● WHAT THE EXERCISE ASKS:
Return only those lines of the material that contain "legend".

● SUPPLIED RECORDS:
◇ ◇ ◇ ◇ ◇

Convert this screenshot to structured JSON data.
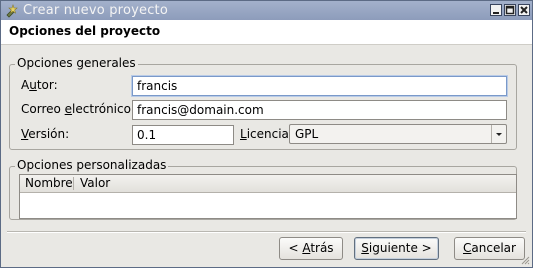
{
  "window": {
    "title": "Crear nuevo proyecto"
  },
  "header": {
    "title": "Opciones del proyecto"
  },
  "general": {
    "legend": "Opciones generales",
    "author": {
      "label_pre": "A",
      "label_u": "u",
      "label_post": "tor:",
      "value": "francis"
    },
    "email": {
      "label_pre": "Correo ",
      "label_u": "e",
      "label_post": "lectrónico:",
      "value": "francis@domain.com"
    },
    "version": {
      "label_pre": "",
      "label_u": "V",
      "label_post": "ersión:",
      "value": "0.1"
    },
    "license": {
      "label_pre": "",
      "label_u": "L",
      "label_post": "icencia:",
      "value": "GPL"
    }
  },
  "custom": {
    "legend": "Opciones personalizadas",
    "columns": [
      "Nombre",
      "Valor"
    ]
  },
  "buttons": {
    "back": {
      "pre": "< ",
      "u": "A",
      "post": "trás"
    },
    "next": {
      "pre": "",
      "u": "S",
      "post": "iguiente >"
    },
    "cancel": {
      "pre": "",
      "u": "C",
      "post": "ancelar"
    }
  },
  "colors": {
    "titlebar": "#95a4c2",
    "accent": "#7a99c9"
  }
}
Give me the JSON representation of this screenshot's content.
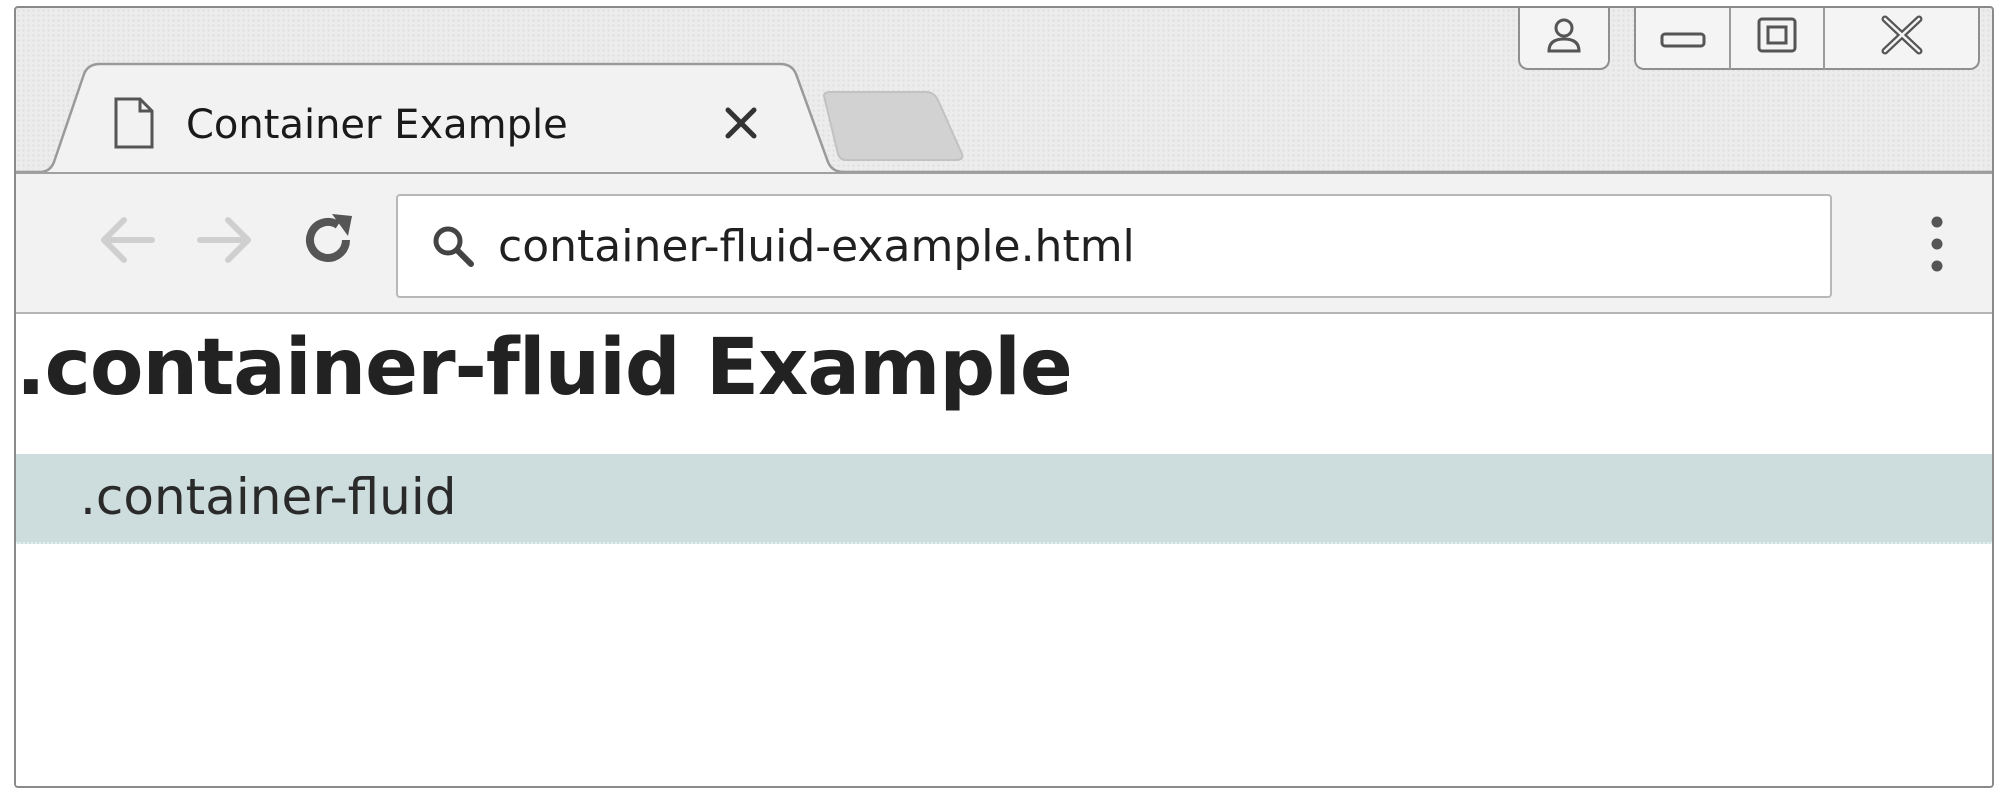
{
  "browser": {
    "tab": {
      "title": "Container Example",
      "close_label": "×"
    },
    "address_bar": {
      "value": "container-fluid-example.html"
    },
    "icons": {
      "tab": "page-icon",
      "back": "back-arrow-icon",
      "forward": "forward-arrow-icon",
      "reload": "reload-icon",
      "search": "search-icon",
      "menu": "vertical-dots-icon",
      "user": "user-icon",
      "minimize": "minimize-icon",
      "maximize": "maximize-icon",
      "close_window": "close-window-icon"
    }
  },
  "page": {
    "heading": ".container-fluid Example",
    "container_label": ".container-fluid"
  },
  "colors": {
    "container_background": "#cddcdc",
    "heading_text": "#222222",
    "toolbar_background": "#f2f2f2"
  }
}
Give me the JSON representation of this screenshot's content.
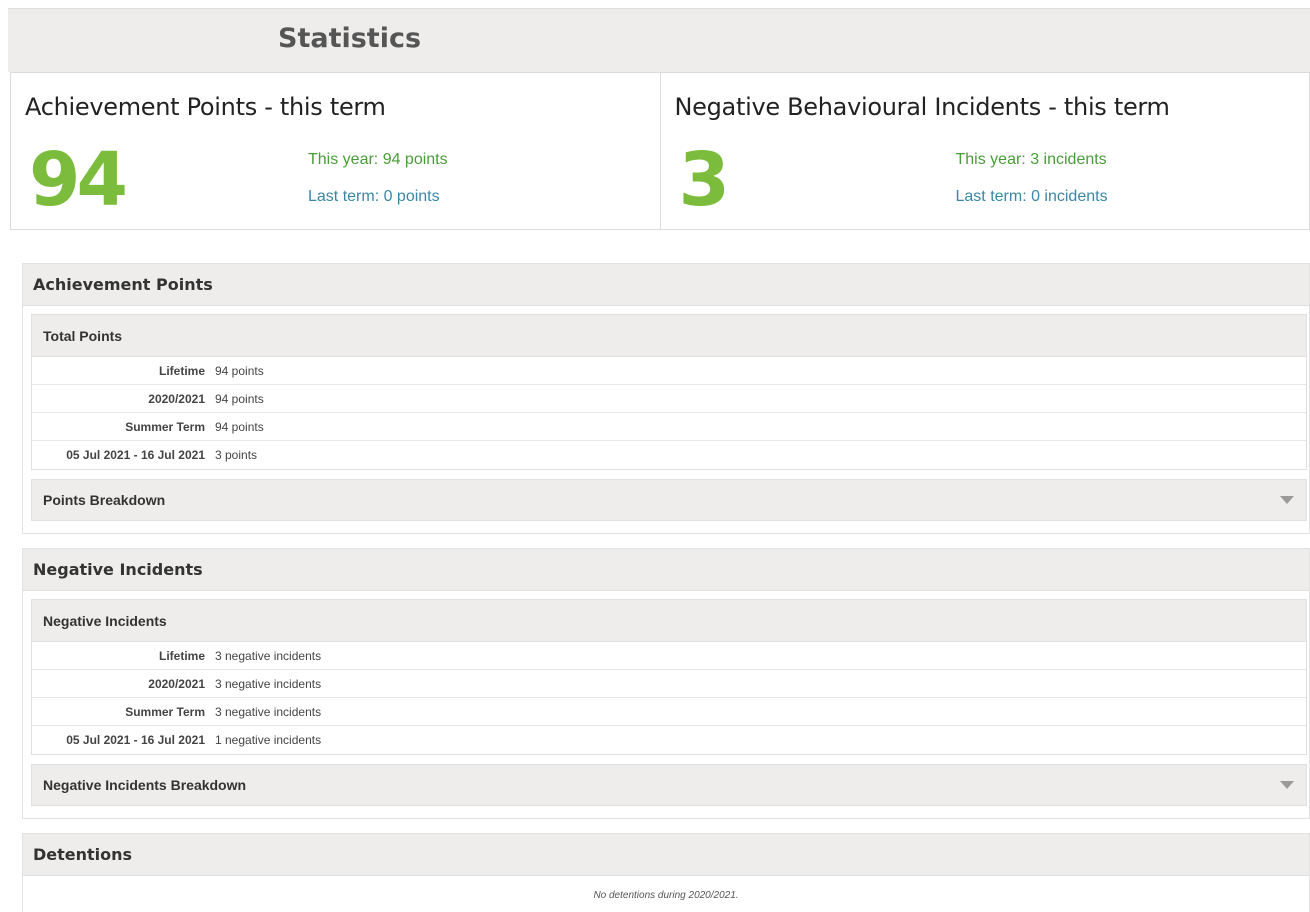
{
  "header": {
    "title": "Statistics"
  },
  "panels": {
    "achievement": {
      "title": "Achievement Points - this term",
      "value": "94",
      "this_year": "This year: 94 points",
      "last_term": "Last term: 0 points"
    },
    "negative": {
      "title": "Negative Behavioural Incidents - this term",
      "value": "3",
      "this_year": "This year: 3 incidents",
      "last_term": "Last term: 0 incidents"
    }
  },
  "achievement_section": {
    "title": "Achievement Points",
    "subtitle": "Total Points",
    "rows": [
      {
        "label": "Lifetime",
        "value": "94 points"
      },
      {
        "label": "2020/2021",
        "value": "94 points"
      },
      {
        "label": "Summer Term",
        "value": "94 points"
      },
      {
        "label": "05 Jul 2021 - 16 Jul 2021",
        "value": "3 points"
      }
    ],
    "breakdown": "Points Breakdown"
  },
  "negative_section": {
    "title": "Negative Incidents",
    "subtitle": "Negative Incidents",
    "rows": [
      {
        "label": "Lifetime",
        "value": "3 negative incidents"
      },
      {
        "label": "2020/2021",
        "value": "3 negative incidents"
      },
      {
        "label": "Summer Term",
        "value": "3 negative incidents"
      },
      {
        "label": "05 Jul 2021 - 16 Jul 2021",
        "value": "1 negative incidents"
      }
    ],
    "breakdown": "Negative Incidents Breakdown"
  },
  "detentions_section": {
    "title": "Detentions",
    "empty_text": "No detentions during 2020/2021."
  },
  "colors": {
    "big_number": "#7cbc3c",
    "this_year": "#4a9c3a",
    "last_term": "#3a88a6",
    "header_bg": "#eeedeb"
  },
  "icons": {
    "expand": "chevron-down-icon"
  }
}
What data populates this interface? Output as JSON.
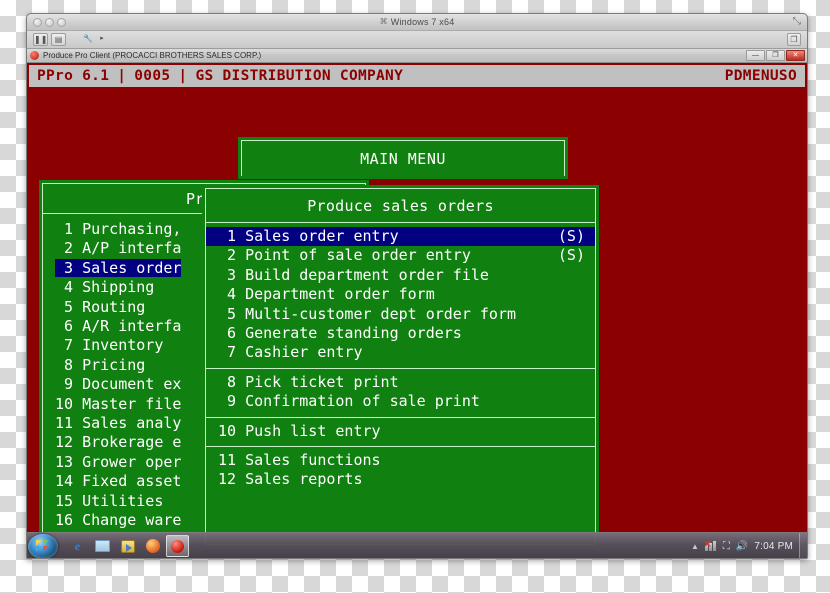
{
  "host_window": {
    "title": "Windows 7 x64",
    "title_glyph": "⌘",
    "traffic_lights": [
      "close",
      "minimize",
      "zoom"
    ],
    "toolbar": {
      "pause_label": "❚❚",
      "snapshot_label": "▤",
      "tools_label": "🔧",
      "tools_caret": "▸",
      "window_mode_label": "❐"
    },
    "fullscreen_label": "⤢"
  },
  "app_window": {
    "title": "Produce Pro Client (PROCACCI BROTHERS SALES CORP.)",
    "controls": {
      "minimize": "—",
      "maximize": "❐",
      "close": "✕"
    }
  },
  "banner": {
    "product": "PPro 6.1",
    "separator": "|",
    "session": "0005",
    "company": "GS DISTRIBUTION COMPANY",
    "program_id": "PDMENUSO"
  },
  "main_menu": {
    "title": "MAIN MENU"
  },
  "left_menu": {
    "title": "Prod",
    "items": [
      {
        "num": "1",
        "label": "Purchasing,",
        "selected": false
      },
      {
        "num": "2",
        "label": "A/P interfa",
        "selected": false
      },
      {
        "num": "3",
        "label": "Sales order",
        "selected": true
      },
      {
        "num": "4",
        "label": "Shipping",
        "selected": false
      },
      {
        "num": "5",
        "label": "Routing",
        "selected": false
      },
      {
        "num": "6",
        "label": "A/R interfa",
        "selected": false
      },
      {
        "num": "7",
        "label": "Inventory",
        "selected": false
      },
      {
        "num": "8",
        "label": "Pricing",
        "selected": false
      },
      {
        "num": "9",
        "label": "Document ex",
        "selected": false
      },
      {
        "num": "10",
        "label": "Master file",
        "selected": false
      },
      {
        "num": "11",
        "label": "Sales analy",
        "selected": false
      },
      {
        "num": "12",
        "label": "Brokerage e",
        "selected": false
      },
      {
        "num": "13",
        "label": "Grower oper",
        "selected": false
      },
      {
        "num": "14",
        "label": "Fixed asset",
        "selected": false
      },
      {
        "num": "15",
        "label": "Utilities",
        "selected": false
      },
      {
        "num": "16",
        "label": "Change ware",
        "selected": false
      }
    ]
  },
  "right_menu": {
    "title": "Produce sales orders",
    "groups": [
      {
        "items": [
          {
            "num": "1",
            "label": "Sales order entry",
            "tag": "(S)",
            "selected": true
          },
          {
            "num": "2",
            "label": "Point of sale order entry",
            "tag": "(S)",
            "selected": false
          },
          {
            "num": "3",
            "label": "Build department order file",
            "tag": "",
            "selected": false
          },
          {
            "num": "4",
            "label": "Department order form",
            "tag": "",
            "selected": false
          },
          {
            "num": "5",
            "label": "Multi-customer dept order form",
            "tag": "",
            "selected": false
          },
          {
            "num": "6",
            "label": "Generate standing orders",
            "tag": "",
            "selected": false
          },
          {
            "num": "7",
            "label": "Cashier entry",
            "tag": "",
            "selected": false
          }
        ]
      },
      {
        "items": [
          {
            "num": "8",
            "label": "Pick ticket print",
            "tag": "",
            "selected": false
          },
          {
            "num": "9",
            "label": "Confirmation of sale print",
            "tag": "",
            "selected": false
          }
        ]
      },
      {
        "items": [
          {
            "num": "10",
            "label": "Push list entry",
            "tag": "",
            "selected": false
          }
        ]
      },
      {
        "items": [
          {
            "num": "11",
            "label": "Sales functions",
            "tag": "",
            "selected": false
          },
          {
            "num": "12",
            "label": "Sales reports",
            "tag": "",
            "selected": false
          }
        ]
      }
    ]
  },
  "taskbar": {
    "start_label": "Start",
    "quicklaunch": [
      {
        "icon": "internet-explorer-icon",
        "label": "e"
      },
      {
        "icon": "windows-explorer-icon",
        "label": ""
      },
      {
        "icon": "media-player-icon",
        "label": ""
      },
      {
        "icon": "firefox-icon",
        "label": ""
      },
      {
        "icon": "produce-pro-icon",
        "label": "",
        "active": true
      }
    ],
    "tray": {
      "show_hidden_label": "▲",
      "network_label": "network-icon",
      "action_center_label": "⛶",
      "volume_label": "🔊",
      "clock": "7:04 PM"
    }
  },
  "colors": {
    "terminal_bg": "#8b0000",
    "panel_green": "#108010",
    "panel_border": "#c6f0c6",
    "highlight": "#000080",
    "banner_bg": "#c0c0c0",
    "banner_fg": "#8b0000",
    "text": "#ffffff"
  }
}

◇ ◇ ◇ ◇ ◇

● RESPONSE BELOW:
    "legend": "Opciones generales",
    "legend": "Opciones personalizadas",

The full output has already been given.